A new logically ordered structure for the Diseases of the Skin chapter was developed by the TAG following wide consultation and accepted by World Health Organization (WHO) in 2010. More recently, ILDS members participated in field-testing of ICD-11 in 2017. Over 80 dermatologists from around the world responded to our request for input. They were asked to judge whether the diagnoses of 50 unselected patients they had recently seen could be adequately coded using ICD 11. Suitable diagnostic terms were found for 98% of nearly 4,000 patient records reviewed. Some 25 additional synonyms and 11 missing concepts were identified for addition to ICD-11. This was a welcome endorsement of the work that has gone into this project, to which so many people have contributed.


Why is ICD-11 important to dermatological care?

There have been enormous advances in the understanding of skin disease in the years since ICD-10 was adopted in 1990, which has meant that many of the block headings in the ICD-10 skin chapter lacked clarity, and that differences in the epidemiology, management and prognosis of disease could not be captured accurately in ICD-10. As outlined above, the new structure means that ICD-11 will enable coding of all clinical detail. ICD-11 will enable the development of special classifications allowing the collection of more information on less common diseases and less guesswork will be required for consistent coding.

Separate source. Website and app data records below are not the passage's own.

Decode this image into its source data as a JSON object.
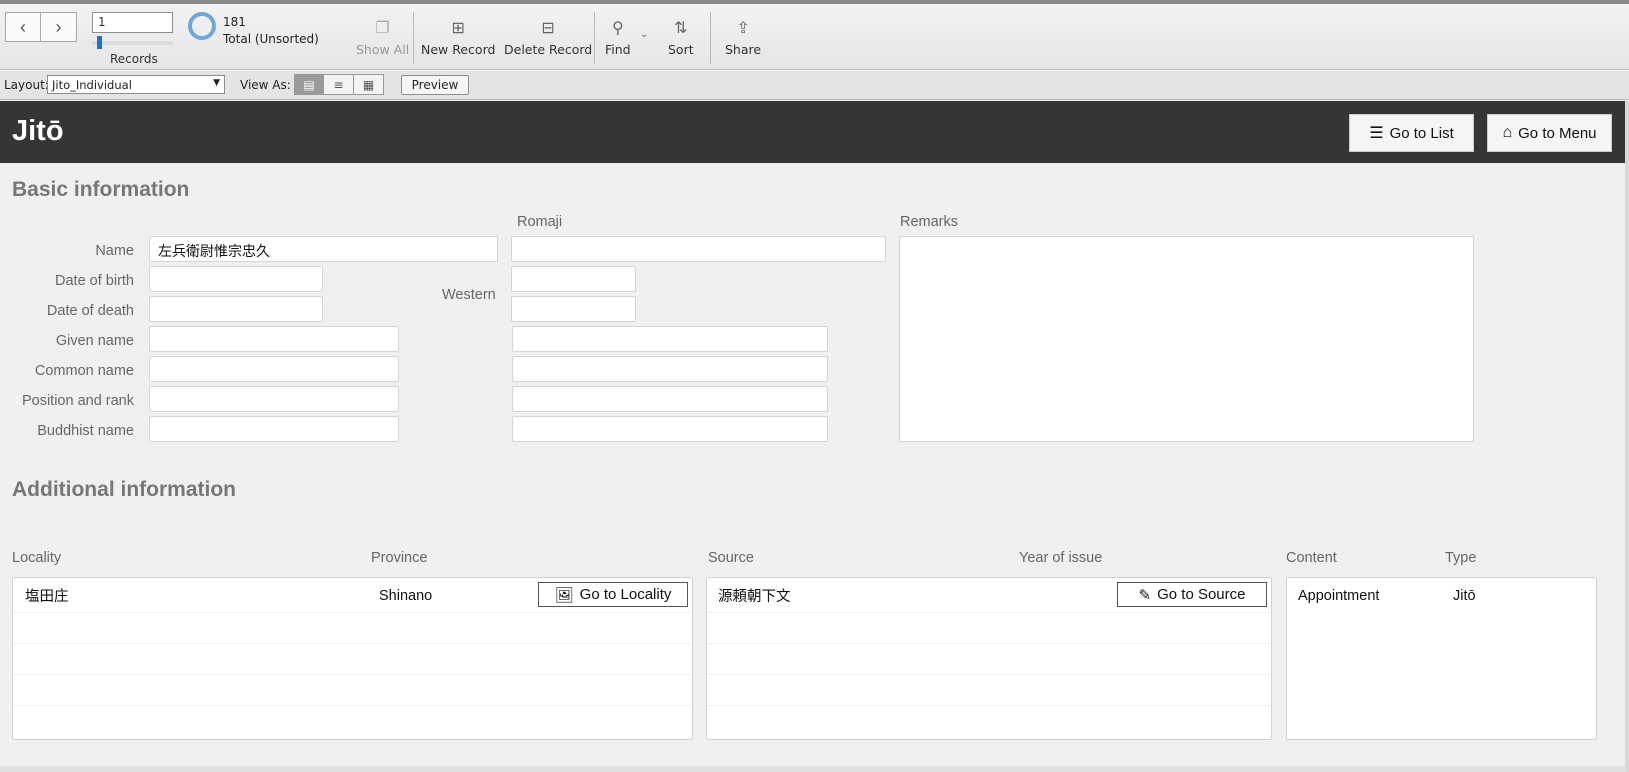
{
  "toolbar": {
    "record_number": "1",
    "records_label": "Records",
    "total_count": "181",
    "total_label": "Total (Unsorted)",
    "show_all": "Show All",
    "new_record": "New Record",
    "delete_record": "Delete Record",
    "find": "Find",
    "sort": "Sort",
    "share": "Share",
    "record_slider_progress": 0.06
  },
  "layoutbar": {
    "layout_label": "Layout:",
    "layout_value": "Jito_Individual",
    "view_as_label": "View As:",
    "preview": "Preview"
  },
  "header": {
    "title": "Jitō",
    "go_to_list": "Go to List",
    "go_to_menu": "Go to Menu"
  },
  "basic": {
    "section_title": "Basic information",
    "romaji_label": "Romaji",
    "remarks_label": "Remarks",
    "western_label": "Western",
    "labels": {
      "name": "Name",
      "date_of_birth": "Date of birth",
      "date_of_death": "Date of death",
      "given_name": "Given name",
      "common_name": "Common name",
      "position_and_rank": "Position and rank",
      "buddhist_name": "Buddhist name"
    },
    "values": {
      "name": "左兵衛尉惟宗忠久",
      "name_romaji": "",
      "date_of_birth": "",
      "date_of_death": "",
      "birth_western": "",
      "death_western": "",
      "given_name": "",
      "given_name_romaji": "",
      "common_name": "",
      "common_name_romaji": "",
      "position_and_rank": "",
      "position_and_rank_romaji": "",
      "buddhist_name": "",
      "buddhist_name_romaji": "",
      "remarks": ""
    }
  },
  "additional": {
    "section_title": "Additional information",
    "locality_portal": {
      "headers": [
        "Locality",
        "Province"
      ],
      "rows": [
        {
          "locality": "塩田庄",
          "province": "Shinano"
        }
      ],
      "button": "Go to Locality"
    },
    "source_portal": {
      "headers": [
        "Source",
        "Year of issue"
      ],
      "rows": [
        {
          "source": "源頼朝下文",
          "year": ""
        }
      ],
      "button": "Go to Source"
    },
    "content_portal": {
      "headers": [
        "Content",
        "Type"
      ],
      "rows": [
        {
          "content": "Appointment",
          "type": "Jitō"
        }
      ]
    }
  }
}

This, in addition to the potential for recording and analysis of health information, sharing health information between settings and data comparisons over different time periods, means that ICD-11 is a critical tool for dermatologists to support their efforts to ensure that all people around the world can attain the best possible skin health.

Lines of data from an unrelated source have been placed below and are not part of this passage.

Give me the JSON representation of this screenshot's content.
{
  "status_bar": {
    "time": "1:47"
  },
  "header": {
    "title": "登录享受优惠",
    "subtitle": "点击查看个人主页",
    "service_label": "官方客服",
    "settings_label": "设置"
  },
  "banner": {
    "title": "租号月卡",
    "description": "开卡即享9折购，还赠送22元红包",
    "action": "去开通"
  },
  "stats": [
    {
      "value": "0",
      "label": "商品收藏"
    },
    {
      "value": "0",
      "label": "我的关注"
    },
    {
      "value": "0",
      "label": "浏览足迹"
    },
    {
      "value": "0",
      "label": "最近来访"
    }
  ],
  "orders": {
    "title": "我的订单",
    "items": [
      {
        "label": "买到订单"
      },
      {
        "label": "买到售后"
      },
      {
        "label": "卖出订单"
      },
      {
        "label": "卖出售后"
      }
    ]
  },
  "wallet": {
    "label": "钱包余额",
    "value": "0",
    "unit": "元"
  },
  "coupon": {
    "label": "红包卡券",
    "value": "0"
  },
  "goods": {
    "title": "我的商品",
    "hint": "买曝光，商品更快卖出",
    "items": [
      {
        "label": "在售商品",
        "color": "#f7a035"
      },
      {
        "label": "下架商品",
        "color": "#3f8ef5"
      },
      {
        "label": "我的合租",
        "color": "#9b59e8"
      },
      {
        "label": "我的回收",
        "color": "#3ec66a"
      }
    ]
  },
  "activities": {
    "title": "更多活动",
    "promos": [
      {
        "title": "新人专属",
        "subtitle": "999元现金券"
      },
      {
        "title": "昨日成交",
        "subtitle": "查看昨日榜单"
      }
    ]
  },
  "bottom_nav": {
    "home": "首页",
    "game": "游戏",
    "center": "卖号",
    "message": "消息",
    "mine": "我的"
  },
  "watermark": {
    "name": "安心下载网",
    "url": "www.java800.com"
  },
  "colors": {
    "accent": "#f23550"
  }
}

What’s next?

The ILDS is committed to supporting WHO in the implementation of ICD-11 going forwards, including its uptake by dermatologists, in order to facilitate better patient care, research and resource allocations for many years to come. We will be contacting ILDS Members with further details in due course but, in the meantime, you can read more about ICD-11 and access a version online here:  https://www.who.int/classifications/icd/en/


Robert Chalmers
Dr Robert Chalmers, ILDS Lead, ICD-11

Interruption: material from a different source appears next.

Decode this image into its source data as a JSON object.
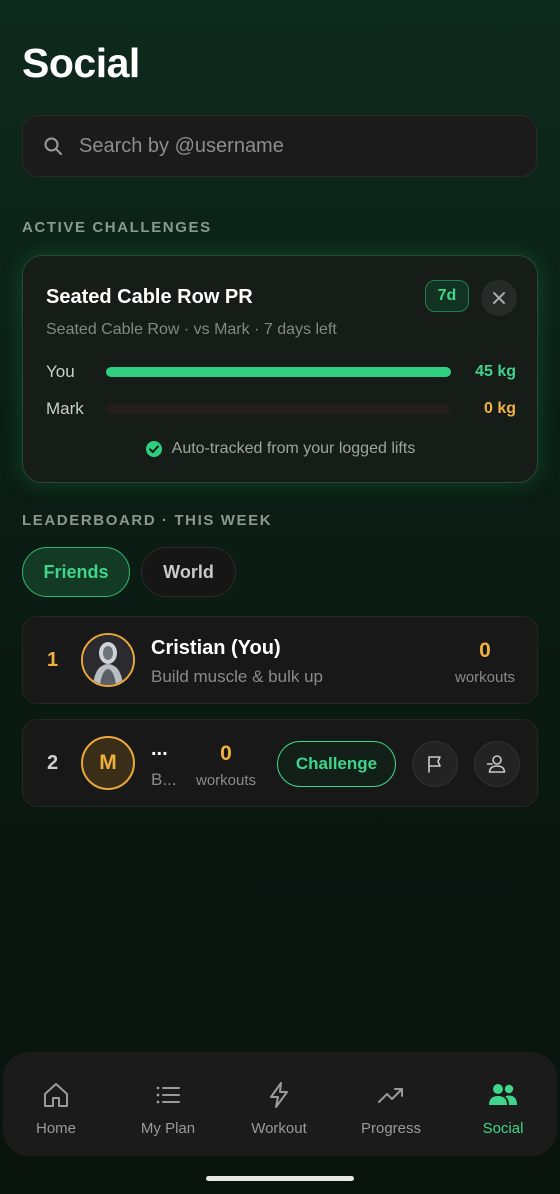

We extend our thanks to Dr Robert Jakob, Team Leader, Classifications, Terminologies and Standards at the WHO and his team for their substantial efforts to bring the ICD-11 to fruition and their collaboration with the ILDS in this endeavour. Our sincere thanks also go to Dr Robert Chalmers, for his tireless and meticulous efforts on behalf of dermatologists and those living with skin diseases. Dr Chalmers has led the ILDS’ input into the dermatological components since 2008 and has been collaborating with many contributors over the last 10 years including Professor Michael Weichenthal who co-chaired the TAG, members of the TAG, ILDS member societies and dermatologists from around the world. Due to the efforts of this global community of skin experts, dermatology is now better represented in the classification of diseases than it has ever been.

[1] The decision-making body of the World Health Organization